Aim: Thyroid surgery in children is infrequently undertaken, but due to genetic screening of families with multiple endocrine neoplasia (MEN) syndromes, more paediatric thyroidectomies are being performed. In this study we explored the indications for thyroidectomy and the post operative course and consequences of surgery carried out in our unit.
Methods: Retrospective review of medical case notes of children who had either total or partial thyroidectomies between 1995 and 2007.
Results: Over the 12 year period, 23 children underwent thyroidectomy. Medical notes of 22 patients (14 girls) were reviewed. Information was unavailable on one patient. The age of the patients ranged from 1 to 14 years. In 14 (64%) children, a total thyroidectomy was done and in 8 (36%) subtotal or lobectomy was performed. The indication for thyroidectomy in 11 (50%) cases was prophylaxis for MEN type 2, 5 (23%) were carried out for suspected carcinoma, 2 (9%) for refractory Graves disease and 4 (18%) for other causes. Duration of hospital stay varied from 1 to 14 (median 3) nights, and no child needed to be admitted to the paediatric intensive care unit. Fourteen children (64%) did not have any immediate complications, 8 (36%) had hypocalcaemia (calcium level <2.0 mmol/l) and 1 (4.5%) had voice disturbance. Longer term complications occurred in 5 (22.7%) cases. Of these, 3 (13.6%) had hypoparathyroidism, 1 (4.5%) had voice disturbance and 1 (4.5%) developed a hypertrophic scar. As expected, all children who had a total thyroidectomy received thyroxine replacement.
Conclusion: It is suggested that complications in children after thyroid surgery are higher than in adults. Although our numbers are small, and there was a high incidence of early hypocalcaemia, it is reassuring that permanent hypoparathyroidism is rare.
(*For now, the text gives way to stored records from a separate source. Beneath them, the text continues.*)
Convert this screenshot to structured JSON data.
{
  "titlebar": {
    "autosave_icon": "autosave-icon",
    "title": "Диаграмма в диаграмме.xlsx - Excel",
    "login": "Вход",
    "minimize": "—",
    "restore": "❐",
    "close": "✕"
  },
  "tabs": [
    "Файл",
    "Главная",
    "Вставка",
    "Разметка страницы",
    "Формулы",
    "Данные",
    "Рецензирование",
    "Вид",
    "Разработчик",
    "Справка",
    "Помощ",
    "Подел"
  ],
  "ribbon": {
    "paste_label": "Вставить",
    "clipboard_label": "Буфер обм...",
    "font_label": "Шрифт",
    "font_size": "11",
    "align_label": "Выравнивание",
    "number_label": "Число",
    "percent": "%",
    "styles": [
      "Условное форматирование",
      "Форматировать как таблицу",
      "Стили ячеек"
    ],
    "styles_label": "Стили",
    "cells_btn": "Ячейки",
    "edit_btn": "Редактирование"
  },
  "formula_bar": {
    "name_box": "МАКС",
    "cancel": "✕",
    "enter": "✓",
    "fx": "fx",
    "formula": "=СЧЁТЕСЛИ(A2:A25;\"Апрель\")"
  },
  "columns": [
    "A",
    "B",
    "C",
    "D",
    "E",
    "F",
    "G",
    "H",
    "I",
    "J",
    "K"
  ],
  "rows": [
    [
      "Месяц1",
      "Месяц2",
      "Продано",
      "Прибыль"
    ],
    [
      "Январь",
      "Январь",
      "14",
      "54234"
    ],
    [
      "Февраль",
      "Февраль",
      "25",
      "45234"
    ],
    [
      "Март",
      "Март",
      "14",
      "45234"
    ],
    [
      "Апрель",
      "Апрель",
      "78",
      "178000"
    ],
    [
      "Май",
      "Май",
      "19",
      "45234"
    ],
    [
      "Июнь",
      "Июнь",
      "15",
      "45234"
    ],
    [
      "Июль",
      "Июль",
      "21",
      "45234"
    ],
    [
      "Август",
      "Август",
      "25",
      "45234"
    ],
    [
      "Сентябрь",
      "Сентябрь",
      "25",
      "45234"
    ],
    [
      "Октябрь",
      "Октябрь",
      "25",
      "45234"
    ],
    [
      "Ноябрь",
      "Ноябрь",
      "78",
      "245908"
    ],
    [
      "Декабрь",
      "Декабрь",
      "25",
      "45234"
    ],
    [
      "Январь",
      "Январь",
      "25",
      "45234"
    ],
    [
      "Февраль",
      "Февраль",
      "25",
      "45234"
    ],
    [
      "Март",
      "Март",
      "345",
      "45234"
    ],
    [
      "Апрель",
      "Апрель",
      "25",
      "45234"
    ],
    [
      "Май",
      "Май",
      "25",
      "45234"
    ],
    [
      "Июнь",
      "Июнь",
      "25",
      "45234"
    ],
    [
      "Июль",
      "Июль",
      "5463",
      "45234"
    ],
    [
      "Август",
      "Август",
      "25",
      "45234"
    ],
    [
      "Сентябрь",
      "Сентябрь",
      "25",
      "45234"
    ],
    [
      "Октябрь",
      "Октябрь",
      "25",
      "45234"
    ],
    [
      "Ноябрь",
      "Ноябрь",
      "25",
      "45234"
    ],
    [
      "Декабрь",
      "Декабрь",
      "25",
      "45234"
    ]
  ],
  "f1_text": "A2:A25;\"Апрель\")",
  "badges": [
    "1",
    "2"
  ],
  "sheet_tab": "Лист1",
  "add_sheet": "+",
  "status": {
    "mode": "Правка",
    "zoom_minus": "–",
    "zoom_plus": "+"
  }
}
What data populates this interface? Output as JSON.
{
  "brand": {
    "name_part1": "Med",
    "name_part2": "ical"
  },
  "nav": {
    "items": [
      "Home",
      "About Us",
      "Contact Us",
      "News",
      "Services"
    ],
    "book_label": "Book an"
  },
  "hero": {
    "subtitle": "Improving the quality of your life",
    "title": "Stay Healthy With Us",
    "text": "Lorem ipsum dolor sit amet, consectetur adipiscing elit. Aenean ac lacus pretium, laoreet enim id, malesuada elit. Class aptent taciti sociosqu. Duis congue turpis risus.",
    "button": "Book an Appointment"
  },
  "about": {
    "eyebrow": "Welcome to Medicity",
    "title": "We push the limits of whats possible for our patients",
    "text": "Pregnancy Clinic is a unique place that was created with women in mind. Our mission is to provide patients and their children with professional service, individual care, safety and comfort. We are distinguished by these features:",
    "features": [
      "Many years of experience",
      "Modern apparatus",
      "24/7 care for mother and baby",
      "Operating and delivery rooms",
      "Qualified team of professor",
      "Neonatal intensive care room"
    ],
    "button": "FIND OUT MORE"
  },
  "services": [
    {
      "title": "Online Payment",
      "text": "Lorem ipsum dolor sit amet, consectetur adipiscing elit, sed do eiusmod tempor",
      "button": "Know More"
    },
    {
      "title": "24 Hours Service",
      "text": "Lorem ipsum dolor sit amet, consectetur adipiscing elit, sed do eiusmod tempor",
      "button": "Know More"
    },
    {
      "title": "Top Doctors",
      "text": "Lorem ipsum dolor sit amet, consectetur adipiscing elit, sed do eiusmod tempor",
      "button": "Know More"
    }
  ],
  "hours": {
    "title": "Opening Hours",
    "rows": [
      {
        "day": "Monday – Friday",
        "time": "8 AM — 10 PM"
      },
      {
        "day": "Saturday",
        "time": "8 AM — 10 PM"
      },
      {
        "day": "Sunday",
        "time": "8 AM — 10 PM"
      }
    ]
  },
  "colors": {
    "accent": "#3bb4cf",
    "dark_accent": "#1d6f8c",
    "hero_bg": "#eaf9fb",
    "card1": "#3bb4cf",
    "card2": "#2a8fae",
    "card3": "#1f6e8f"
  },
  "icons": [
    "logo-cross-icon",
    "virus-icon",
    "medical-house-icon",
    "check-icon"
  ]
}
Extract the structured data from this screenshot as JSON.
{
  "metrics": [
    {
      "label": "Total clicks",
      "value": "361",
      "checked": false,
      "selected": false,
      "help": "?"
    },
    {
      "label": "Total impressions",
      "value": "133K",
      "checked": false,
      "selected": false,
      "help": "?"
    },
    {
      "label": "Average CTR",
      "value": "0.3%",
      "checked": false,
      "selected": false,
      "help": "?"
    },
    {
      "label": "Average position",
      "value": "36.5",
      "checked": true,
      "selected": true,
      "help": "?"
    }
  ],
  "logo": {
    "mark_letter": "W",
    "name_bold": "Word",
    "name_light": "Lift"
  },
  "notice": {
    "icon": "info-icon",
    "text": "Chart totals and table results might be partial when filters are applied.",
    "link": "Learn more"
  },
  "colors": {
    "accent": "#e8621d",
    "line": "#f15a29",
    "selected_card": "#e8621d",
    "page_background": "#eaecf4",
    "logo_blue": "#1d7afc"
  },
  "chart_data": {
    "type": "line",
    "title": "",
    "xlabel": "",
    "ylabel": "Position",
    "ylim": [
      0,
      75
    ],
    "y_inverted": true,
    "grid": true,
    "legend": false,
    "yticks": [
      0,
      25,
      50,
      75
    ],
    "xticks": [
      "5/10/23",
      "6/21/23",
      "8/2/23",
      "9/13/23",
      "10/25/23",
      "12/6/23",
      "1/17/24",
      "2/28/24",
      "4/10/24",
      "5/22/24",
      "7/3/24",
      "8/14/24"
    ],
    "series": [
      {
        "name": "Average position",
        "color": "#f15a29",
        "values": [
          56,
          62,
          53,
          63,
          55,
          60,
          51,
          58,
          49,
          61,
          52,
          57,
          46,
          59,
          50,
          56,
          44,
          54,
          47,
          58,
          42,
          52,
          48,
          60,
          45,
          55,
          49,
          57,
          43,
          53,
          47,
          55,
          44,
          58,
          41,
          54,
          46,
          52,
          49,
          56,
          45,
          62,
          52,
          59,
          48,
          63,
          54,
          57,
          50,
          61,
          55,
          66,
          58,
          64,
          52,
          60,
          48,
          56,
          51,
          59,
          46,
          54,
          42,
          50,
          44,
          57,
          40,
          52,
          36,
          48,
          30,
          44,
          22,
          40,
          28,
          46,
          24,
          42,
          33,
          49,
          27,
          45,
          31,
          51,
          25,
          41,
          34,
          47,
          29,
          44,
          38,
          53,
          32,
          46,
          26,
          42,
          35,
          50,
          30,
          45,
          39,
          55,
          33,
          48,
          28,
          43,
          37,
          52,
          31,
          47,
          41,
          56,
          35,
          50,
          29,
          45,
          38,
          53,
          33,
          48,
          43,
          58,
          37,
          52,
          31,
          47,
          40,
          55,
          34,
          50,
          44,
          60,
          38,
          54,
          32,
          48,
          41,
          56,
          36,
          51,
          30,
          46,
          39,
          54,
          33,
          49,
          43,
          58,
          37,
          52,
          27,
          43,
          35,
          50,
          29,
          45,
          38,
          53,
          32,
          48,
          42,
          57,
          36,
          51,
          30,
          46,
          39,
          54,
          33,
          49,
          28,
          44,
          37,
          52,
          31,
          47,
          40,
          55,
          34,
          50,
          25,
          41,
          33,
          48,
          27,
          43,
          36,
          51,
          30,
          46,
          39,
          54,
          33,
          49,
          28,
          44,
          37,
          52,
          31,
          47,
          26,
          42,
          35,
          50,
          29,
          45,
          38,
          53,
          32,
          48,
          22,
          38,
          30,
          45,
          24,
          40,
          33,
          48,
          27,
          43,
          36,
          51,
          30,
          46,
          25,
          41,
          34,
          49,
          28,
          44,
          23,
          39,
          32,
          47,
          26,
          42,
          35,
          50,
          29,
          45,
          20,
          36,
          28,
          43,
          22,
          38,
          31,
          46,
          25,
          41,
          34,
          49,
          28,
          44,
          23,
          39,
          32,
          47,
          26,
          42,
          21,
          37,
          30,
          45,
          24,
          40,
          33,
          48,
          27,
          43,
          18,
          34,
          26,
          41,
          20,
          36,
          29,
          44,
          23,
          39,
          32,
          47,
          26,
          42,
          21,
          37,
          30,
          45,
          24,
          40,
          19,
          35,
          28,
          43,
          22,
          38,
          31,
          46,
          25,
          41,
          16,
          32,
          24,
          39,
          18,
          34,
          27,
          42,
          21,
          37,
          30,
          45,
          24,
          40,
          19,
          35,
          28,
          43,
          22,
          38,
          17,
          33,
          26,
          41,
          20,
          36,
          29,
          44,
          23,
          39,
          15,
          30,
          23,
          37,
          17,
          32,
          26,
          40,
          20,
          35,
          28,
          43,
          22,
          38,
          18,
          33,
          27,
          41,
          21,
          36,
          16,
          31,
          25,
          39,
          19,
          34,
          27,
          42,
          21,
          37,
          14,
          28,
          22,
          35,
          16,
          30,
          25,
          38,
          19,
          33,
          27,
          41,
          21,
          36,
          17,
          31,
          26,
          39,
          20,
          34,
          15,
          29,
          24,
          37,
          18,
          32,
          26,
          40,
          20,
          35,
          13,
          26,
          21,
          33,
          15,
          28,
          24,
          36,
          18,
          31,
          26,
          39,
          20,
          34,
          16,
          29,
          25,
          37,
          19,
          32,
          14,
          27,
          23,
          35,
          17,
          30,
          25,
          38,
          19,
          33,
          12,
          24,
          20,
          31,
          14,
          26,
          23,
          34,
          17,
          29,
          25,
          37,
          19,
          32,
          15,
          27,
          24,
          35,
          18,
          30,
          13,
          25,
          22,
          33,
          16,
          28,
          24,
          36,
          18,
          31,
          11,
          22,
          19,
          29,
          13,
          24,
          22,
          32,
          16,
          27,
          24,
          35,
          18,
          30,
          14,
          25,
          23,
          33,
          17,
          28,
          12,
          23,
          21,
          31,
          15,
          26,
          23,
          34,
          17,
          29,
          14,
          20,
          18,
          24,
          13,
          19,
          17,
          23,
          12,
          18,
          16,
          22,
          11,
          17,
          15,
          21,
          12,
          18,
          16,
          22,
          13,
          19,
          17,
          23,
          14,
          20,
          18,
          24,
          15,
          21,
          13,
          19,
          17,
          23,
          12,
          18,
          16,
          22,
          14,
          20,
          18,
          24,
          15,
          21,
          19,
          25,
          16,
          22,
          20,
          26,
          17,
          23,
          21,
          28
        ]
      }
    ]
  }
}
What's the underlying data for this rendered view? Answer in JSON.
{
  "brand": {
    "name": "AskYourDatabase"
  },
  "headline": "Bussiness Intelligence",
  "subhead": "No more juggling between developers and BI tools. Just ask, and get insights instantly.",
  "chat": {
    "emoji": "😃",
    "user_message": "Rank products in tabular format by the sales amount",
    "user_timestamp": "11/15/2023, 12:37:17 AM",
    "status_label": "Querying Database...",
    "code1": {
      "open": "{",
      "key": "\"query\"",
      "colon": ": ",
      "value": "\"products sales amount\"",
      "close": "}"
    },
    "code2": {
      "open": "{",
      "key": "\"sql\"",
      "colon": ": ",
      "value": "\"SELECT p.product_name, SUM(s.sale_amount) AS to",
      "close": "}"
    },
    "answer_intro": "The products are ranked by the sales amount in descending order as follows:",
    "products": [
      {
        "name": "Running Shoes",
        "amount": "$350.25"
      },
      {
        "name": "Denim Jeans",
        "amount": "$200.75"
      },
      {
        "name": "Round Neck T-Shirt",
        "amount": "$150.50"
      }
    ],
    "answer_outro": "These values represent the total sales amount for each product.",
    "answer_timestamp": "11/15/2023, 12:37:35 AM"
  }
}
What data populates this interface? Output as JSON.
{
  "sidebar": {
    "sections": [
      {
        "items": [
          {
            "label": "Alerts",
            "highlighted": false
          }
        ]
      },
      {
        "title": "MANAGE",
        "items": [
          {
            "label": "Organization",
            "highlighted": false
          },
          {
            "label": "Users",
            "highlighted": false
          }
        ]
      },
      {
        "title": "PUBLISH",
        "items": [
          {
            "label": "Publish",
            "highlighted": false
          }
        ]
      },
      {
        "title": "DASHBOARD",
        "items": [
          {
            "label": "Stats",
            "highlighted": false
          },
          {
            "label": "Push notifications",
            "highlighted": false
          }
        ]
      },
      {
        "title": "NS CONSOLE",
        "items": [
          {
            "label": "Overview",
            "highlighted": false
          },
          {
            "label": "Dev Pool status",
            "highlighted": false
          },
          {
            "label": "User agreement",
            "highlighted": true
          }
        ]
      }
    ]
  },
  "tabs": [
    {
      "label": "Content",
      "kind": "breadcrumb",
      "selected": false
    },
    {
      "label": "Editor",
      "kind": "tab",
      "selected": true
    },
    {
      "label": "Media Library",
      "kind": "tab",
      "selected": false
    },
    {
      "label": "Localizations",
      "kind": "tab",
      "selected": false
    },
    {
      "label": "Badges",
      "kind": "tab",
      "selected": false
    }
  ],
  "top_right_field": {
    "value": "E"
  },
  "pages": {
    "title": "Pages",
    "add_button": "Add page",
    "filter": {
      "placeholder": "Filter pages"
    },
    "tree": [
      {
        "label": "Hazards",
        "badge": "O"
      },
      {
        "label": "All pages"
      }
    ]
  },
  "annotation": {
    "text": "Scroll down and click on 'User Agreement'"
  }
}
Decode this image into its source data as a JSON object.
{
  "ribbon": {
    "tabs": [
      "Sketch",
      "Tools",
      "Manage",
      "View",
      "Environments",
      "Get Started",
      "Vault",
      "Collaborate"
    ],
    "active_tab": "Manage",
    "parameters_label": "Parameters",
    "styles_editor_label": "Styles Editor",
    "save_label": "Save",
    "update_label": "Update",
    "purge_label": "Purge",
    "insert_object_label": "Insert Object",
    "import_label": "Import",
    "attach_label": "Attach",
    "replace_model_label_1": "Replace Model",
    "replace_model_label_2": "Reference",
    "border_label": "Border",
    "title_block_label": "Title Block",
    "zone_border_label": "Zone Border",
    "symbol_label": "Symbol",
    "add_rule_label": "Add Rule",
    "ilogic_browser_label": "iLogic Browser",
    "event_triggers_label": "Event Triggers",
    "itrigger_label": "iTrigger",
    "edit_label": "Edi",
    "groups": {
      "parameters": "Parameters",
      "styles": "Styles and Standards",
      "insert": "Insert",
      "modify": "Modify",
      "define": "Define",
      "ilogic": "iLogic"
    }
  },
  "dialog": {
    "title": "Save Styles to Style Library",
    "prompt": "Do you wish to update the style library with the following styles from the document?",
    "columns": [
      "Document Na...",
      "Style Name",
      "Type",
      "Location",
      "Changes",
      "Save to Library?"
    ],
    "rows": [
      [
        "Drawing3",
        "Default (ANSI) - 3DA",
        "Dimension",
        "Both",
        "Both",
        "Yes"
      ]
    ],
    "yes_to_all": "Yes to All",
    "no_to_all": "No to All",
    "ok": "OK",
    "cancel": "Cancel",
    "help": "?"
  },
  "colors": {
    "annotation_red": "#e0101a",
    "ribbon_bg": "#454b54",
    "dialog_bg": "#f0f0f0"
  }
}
As prophylactic thyroidectomies in children are on the increase, we recommend that careful planning and management by an experienced multidisciplinary team are essential to ensure minimal complications.